    Székely first turned to the problem of capturing the gracious movements of female dancers in the 1860s. Here he seems to have been much preoccupied with lighting and the impressionistic delineation of the tired dancer at rest. Despite the warm yellow-red tones, a quiet resignation dominates the painting - this mood is probably in reference to the letter the fragile female beauty is holding in her hand.

  8. Yale University Department of Surgery. In memory of Samuel C. Harvey. Artist: not known. Cushing/Whitney Medical Library.

    A surgical operation, with a bright light shining from the ceiling. Below the image is a row of books. “Dr. Harvey was a consummate surgeon, scholar, educator, role model, historian, and philosopher. He was Chair of the Department of Surgery at Yale University School of Medicine for 23 years. He introduced active learner-centered education, aka the ‘Yale System,’ and he was known by everyone to enjoy a cigar or pipe, a book, and a desire to stay longer in bed!’

  9. The Letter (1891). Mary Cassatt (American, 1844-1926). Drypoint and aquatint plate. McNay Art Museum.

    One of the ten color aquatints Cassatt created in Paris in 1890-1891, adapting the ukiyo-e theme of woman’s daily routine to one descriptive of the modern-day French woman, such as this letter writer sealing an envelope. Cassatt combines the color palette of Japanese woodblock prints, non-Western perspective, patterning that flattens the image, and a composition that compresses the scene into a single picture plane.

  10. Laura Morera and Tristan Dyer in Liam Scarlett’s The Age of Anxiety, The Royal Ballet, June 2015. © Dave Morgan.

    Scarlett’s ballet has a story of sorts, concerning four strangers who come together in a New York bar during the Second World War. They flirt, drink, talk, hash out their fears, hide their loneliness. The lone woman (Laura Morera) desires the young sailor (Steven McRae), who aggressively seduces her while simultaneously toying with the affections of a retiring young man (Tristan Dyer).

  11. The Masterpiece Revealed. Oreste Cortazzo (Italian, 1836-1910). Oil on cradled panel.

    There is an elegance and virtuosity of the drawing combined with the abundance of artistic references. This scene of study and contemplation of five women in a monumental gallery allowed the painter to depict various detailed artworks and objects: 17th-century tapestries, Renaissance furniture, a baroque marble table and decorative objects. Cortazzo showed his taste for the Far East with the bronze statue and Chinese porcelains.

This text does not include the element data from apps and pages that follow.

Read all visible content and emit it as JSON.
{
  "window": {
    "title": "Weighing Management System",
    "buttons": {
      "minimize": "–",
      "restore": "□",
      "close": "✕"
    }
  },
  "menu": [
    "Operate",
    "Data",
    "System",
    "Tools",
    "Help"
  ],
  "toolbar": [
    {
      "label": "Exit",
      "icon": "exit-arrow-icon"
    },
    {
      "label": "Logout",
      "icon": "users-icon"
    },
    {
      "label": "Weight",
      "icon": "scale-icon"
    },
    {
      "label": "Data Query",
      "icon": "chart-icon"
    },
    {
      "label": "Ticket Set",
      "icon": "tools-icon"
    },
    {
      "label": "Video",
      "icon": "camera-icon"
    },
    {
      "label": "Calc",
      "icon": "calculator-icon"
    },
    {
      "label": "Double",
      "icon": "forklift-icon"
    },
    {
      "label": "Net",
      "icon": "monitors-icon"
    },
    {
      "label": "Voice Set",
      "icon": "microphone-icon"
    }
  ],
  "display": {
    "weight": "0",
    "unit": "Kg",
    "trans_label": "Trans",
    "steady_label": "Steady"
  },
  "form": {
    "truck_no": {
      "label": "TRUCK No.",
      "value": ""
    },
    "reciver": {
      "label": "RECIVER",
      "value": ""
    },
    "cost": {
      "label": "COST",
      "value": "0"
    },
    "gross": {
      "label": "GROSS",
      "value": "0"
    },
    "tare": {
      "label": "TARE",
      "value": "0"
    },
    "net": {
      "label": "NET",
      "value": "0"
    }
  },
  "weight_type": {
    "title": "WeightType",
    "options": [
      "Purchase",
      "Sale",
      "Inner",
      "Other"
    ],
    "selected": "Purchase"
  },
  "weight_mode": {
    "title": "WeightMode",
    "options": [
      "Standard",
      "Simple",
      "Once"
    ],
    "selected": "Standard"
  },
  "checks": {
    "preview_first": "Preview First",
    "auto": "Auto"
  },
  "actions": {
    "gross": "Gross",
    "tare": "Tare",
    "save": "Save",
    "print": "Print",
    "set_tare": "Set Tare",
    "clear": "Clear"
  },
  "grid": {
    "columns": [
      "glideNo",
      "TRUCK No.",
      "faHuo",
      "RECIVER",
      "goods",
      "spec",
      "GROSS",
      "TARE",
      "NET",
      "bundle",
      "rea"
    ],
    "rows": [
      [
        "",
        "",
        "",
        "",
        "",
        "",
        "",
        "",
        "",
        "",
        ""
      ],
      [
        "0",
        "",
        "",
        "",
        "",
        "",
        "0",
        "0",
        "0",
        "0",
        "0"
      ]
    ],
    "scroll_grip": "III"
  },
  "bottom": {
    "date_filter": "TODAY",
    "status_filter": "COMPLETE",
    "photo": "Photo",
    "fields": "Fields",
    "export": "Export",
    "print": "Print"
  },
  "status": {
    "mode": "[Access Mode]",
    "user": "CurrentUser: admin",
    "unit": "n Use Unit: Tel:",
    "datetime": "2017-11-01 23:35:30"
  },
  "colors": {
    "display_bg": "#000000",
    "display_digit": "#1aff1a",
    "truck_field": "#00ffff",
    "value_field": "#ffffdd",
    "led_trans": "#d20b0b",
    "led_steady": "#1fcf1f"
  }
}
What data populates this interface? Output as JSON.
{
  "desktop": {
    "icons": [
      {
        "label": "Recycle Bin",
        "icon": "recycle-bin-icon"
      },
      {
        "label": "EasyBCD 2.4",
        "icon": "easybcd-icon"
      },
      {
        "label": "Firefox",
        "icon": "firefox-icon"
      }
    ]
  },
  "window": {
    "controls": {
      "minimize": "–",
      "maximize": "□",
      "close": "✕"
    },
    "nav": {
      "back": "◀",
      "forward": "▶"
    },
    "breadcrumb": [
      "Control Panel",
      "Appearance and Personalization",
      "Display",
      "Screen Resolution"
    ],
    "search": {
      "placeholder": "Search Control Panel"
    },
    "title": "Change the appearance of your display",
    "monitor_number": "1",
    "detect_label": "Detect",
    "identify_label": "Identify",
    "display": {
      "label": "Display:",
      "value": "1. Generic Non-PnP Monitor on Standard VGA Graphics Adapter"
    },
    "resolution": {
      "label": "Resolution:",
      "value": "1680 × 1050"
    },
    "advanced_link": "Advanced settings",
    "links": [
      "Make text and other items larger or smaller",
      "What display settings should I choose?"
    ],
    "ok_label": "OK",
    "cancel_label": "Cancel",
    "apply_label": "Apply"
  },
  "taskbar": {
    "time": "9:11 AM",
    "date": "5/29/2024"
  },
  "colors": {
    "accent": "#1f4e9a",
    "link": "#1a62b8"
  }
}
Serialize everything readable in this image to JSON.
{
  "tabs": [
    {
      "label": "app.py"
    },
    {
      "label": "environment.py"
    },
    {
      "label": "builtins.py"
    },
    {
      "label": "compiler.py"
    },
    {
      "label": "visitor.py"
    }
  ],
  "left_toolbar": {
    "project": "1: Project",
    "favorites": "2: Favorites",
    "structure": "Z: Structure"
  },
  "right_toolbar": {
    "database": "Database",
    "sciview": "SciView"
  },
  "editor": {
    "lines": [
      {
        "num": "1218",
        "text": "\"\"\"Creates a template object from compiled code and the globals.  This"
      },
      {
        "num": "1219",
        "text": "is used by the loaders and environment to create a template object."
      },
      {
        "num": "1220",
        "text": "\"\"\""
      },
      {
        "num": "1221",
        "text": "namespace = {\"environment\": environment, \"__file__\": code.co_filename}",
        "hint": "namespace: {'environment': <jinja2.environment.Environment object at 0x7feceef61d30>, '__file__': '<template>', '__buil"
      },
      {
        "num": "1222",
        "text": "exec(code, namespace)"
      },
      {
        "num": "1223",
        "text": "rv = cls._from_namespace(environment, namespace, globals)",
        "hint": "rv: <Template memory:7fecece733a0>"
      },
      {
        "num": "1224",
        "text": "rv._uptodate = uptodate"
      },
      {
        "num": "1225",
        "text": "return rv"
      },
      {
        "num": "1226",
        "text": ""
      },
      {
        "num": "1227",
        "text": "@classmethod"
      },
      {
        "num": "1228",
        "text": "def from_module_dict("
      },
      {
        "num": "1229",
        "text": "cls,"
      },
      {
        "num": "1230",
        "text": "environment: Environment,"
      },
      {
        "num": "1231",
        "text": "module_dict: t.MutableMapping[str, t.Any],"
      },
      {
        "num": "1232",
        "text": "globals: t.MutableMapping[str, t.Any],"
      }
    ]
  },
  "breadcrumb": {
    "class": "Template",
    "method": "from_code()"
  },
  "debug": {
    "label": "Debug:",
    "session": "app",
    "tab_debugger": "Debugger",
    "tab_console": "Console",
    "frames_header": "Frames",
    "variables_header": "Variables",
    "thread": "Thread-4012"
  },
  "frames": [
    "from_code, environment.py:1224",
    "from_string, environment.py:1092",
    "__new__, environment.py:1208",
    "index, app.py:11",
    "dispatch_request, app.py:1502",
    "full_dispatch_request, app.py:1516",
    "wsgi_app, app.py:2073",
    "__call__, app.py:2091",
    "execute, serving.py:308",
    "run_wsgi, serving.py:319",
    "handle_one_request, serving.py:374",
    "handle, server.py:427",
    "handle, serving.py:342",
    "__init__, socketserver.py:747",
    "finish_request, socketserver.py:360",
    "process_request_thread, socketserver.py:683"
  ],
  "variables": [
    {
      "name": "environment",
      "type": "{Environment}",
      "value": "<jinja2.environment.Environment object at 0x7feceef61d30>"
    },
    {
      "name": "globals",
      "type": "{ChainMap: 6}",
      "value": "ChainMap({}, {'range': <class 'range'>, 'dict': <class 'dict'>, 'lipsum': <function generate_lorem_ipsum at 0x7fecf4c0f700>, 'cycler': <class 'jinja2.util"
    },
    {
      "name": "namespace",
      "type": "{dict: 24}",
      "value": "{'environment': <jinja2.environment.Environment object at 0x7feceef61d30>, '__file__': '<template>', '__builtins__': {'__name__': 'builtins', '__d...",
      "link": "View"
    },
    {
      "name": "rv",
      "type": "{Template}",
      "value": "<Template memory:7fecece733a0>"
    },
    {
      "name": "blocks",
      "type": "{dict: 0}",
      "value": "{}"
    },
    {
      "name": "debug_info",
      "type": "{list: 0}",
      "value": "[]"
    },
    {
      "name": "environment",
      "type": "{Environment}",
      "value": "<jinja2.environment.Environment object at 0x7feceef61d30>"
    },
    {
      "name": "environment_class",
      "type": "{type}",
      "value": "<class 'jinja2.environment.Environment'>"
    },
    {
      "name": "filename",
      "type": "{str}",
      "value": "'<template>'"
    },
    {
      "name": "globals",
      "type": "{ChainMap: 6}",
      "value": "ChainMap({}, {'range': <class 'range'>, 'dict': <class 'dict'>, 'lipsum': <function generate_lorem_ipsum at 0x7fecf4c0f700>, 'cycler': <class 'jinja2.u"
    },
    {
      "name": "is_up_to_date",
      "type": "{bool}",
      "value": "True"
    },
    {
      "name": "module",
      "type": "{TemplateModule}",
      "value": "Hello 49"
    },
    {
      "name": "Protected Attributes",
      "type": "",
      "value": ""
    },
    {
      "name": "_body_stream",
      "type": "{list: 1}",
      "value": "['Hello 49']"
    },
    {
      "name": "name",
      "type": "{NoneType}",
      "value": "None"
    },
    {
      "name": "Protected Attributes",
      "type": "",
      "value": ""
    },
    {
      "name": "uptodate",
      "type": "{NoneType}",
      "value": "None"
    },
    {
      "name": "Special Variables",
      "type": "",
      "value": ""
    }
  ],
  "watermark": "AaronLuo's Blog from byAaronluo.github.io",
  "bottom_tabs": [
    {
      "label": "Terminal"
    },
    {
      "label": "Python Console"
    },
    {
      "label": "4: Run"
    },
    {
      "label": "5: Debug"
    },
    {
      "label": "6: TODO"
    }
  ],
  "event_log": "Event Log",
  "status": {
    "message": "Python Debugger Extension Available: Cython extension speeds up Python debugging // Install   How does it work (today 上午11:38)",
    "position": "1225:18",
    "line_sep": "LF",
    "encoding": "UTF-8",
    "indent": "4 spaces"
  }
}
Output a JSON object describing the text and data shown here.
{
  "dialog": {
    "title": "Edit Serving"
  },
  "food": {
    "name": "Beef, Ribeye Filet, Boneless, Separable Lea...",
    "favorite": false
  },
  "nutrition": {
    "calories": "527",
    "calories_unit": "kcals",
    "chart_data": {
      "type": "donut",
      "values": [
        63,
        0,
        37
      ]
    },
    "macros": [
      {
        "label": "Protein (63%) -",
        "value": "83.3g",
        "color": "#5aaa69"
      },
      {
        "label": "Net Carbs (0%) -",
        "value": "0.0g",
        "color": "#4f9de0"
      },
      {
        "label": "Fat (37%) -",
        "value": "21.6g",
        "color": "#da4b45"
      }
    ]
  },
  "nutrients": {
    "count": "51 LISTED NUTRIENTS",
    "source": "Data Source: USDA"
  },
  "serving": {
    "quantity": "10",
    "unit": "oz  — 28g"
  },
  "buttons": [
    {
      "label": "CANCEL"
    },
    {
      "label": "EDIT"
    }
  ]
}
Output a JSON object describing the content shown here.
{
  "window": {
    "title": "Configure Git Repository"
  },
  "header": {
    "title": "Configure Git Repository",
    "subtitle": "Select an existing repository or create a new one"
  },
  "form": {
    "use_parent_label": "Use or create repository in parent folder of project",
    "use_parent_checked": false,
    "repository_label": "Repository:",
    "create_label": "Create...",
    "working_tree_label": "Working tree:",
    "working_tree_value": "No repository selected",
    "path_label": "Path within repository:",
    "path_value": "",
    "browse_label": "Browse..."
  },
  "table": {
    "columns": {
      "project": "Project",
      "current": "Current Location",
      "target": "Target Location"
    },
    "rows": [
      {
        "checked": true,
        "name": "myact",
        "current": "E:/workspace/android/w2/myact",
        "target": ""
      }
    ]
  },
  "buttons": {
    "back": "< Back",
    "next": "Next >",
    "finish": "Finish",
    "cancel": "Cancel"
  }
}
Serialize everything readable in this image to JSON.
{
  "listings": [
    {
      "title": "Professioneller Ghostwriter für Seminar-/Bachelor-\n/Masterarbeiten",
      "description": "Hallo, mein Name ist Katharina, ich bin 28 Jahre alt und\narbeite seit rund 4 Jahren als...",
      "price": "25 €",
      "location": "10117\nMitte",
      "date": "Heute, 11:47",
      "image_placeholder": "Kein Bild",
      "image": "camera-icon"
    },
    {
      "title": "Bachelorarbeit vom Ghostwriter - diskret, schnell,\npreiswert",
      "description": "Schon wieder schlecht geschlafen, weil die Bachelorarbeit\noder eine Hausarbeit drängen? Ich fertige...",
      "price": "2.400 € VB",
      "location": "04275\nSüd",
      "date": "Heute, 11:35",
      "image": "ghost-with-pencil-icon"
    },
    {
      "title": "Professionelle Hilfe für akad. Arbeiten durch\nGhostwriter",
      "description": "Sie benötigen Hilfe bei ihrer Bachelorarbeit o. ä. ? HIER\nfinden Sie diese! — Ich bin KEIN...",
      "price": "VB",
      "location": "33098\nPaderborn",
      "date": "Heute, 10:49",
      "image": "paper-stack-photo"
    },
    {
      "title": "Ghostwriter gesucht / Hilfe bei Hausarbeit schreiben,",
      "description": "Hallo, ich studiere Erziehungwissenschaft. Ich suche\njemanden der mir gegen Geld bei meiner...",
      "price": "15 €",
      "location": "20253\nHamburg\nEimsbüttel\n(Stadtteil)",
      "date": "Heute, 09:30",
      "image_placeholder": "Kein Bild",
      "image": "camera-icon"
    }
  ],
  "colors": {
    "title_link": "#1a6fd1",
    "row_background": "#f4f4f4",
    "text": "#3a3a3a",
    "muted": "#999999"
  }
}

  12. Prisoners. Franz Molnar. Indianapolis: The Bobbs-Merrill Company, (1925). First edition. Original dust jacket. Translated from the Hungarian by Joseph Szebenyei. 

    Exciting court-room novel of a pastry-shop robbery which interrupts the impending marriage of a young lawyer and the prison warden’s daughter. Basis for the 1929 Warner Brothers Picture directed by William A. Seiter and starring Corinne Griffith and Ian Keith, with Bella Lugosi.

  13. Reading. Léon Augustin Lhermitte (French, 1844-1925). Oil on canvas.

    In 1863 Lhermitte went to Paris as a pupil of the École Impériale de Dessin, where he had the same teacher as Rodin, the well known Lecoq de Boisbaudran who gave a course in dessin par la mémoire. A year later one of his drawings was admitted at the Salon in Paris; his first painting was accepted in 1866.

  14. Hannah Ferguson with piano and sculptural elements in “Lady in Red” for Harper’s Bazaar, December 2017. Photograph by Mariano Vivanco.

    “The floating city. Dress, Prada. Earrings and ring, Buccellati. Tights, Wolford. Shoes, Rochas. Mensware: Suit, Tom Ford.” 

  15. Sappho recalled to life by the charm of music (1828). Merry-Joseph Blondel (French, 1781-1853). Oil.

    Blondel’s classicizing style demonstrates a degree of originality in the dramatic, almost theatrical effects of both light and gestures. The elegant and highly finished work shows the poetess stirring from the deep melancholy that befell her after she was abandoned by her lover Phaon. Interest in the Greek poetess Sappho was high in the early 19th century.